Source records
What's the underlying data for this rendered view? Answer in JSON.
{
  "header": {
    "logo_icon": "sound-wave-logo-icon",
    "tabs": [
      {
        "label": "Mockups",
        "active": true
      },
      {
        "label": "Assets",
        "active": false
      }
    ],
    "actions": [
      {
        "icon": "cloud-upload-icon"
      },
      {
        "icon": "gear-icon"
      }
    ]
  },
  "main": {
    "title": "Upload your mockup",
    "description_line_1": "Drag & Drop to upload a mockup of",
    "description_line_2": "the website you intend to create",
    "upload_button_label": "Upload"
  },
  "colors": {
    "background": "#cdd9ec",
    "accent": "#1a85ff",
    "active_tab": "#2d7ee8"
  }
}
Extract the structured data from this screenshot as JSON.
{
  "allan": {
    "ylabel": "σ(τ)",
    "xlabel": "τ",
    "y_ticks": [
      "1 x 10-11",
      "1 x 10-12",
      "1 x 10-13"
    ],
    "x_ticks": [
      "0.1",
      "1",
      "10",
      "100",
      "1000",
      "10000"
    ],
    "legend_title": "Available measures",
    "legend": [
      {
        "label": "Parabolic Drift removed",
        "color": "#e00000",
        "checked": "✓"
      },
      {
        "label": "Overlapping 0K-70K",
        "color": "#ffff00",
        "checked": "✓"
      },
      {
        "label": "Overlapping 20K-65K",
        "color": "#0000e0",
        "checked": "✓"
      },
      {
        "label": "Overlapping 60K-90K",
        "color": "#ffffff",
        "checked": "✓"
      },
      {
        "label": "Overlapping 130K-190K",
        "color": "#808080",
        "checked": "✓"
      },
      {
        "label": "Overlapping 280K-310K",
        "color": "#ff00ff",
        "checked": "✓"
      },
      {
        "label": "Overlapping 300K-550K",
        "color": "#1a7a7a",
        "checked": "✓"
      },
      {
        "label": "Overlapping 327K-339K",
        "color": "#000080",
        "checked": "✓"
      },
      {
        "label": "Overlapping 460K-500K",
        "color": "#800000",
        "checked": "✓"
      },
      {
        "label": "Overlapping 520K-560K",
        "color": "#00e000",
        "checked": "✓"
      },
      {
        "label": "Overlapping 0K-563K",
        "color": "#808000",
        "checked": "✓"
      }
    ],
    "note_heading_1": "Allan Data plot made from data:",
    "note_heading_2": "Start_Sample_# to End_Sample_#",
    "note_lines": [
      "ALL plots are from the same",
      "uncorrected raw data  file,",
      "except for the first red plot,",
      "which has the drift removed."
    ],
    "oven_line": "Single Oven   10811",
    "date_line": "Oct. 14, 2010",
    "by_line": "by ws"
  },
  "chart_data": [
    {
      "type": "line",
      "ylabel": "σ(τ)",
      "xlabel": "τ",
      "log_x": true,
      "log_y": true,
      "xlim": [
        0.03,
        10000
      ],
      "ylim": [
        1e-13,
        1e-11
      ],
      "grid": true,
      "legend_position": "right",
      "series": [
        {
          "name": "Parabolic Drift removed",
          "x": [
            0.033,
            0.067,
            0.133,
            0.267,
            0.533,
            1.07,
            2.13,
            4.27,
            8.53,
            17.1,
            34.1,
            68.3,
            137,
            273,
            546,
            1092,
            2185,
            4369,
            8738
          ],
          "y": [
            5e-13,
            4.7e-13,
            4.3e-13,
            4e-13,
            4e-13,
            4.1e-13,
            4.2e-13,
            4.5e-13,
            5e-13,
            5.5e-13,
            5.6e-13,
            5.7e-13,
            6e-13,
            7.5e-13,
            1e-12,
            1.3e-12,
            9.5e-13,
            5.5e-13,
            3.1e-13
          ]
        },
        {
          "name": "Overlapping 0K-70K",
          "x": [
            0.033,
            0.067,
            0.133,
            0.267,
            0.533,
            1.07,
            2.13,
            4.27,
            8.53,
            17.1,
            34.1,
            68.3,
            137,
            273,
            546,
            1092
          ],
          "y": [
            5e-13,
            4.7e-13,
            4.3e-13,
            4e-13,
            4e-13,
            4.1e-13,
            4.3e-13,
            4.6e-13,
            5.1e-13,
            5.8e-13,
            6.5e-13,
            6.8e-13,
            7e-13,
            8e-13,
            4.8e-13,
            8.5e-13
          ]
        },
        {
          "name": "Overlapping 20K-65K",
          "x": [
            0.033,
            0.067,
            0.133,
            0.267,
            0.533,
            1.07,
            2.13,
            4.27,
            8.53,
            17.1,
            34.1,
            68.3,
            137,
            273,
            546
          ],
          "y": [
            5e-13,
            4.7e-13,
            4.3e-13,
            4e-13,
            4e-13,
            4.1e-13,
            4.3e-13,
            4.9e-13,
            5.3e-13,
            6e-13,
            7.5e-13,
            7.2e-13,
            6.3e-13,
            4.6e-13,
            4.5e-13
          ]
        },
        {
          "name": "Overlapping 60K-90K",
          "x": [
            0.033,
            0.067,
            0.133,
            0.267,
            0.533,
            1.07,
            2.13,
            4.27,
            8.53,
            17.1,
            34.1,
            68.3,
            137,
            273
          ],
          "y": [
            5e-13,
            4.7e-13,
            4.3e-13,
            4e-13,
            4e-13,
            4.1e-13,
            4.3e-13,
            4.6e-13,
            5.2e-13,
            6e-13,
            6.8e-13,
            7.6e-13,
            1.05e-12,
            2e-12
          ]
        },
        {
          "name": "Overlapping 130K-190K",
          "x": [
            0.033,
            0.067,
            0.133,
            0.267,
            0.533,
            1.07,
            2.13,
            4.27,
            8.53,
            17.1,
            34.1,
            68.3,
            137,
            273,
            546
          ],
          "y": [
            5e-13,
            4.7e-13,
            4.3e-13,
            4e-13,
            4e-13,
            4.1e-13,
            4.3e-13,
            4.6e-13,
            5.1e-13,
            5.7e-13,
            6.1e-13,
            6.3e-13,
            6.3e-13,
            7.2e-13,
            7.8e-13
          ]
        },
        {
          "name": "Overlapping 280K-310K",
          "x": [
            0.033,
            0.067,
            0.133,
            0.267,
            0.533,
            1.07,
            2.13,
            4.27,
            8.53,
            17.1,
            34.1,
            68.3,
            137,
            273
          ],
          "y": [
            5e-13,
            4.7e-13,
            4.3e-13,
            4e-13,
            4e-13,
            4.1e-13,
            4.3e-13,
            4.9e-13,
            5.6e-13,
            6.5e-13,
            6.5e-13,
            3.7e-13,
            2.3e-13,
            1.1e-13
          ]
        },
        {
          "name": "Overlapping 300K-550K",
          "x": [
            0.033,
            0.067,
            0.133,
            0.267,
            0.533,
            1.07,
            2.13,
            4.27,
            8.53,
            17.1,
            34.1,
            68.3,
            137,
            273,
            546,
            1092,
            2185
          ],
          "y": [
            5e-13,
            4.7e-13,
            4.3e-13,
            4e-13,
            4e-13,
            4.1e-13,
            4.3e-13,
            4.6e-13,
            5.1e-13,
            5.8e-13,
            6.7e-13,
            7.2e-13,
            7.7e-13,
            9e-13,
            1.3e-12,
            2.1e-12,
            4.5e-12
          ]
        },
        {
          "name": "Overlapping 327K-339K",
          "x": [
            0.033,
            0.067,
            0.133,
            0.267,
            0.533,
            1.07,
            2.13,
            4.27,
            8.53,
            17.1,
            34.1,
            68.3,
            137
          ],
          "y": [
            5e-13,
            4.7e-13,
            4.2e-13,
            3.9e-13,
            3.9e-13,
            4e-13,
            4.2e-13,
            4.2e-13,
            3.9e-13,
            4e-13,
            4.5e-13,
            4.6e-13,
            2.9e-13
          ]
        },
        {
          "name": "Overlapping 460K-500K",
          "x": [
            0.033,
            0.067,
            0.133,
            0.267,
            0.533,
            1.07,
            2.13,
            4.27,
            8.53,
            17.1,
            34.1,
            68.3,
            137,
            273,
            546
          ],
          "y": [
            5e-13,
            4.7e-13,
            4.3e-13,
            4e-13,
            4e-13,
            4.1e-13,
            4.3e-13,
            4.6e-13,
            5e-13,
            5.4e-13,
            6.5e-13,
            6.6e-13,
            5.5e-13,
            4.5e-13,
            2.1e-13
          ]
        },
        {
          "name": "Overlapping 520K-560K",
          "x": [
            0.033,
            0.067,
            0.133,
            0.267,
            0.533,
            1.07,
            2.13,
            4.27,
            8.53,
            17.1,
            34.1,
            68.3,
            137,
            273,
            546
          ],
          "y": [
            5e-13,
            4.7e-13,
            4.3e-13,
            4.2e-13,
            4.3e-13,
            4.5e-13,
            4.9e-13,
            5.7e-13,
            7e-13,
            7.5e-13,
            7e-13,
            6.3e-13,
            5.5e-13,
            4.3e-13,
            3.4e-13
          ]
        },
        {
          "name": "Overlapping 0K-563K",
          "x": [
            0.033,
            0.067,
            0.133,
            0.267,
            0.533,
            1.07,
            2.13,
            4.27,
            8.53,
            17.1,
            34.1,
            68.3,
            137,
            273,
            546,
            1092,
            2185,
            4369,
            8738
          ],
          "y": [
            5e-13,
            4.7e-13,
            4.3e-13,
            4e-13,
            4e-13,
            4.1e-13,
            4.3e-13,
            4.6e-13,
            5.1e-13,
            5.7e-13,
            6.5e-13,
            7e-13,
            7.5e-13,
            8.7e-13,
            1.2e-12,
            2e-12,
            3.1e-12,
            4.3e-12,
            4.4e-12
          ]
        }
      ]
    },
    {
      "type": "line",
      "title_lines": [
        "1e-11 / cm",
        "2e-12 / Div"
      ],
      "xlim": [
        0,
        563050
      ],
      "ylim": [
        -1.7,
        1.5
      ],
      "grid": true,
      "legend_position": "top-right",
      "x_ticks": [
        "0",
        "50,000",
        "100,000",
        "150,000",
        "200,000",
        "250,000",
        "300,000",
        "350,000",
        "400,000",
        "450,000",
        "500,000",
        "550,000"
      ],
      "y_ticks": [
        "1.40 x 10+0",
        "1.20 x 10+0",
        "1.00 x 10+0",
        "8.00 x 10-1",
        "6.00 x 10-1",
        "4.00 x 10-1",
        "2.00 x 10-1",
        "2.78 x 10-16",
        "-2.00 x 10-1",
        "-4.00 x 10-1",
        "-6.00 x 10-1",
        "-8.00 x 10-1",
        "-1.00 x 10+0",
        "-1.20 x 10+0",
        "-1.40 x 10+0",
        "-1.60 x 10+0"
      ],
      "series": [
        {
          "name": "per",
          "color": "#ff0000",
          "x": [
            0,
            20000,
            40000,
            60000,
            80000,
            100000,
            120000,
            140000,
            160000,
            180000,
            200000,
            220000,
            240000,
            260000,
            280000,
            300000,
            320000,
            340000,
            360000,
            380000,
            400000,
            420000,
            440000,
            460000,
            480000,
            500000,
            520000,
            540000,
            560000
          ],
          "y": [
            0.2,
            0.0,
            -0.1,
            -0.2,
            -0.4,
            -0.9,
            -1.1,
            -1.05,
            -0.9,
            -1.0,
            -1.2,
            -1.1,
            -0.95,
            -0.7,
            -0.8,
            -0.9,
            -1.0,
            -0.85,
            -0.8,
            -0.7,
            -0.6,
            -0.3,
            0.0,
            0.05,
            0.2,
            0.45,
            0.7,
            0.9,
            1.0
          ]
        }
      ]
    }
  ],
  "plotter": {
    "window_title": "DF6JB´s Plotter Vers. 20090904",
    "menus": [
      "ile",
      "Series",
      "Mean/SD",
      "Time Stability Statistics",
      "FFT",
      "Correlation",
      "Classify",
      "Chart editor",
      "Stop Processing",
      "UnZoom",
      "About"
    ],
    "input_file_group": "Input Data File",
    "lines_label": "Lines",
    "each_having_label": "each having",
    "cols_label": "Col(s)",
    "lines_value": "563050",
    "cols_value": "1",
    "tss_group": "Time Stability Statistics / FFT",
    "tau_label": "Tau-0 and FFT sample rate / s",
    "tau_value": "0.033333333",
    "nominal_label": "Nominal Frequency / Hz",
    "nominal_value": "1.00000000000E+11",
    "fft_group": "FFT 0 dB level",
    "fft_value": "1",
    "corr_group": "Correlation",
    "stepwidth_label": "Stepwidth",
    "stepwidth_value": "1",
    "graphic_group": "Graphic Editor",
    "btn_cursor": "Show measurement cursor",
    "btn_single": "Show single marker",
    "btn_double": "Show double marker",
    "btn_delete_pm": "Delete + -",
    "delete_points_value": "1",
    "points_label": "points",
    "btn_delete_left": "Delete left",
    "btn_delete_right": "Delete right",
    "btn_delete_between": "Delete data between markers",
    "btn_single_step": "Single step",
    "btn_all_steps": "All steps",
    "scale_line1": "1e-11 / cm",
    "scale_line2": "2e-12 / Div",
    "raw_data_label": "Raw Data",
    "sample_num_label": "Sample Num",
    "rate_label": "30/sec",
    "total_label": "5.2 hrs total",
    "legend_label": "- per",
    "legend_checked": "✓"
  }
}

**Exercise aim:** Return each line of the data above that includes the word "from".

**Answer box:**
Extract the structured data from this screenshot as JSON.
    "note_heading_1": "Allan Data plot made from data:",
      "ALL plots are from the same",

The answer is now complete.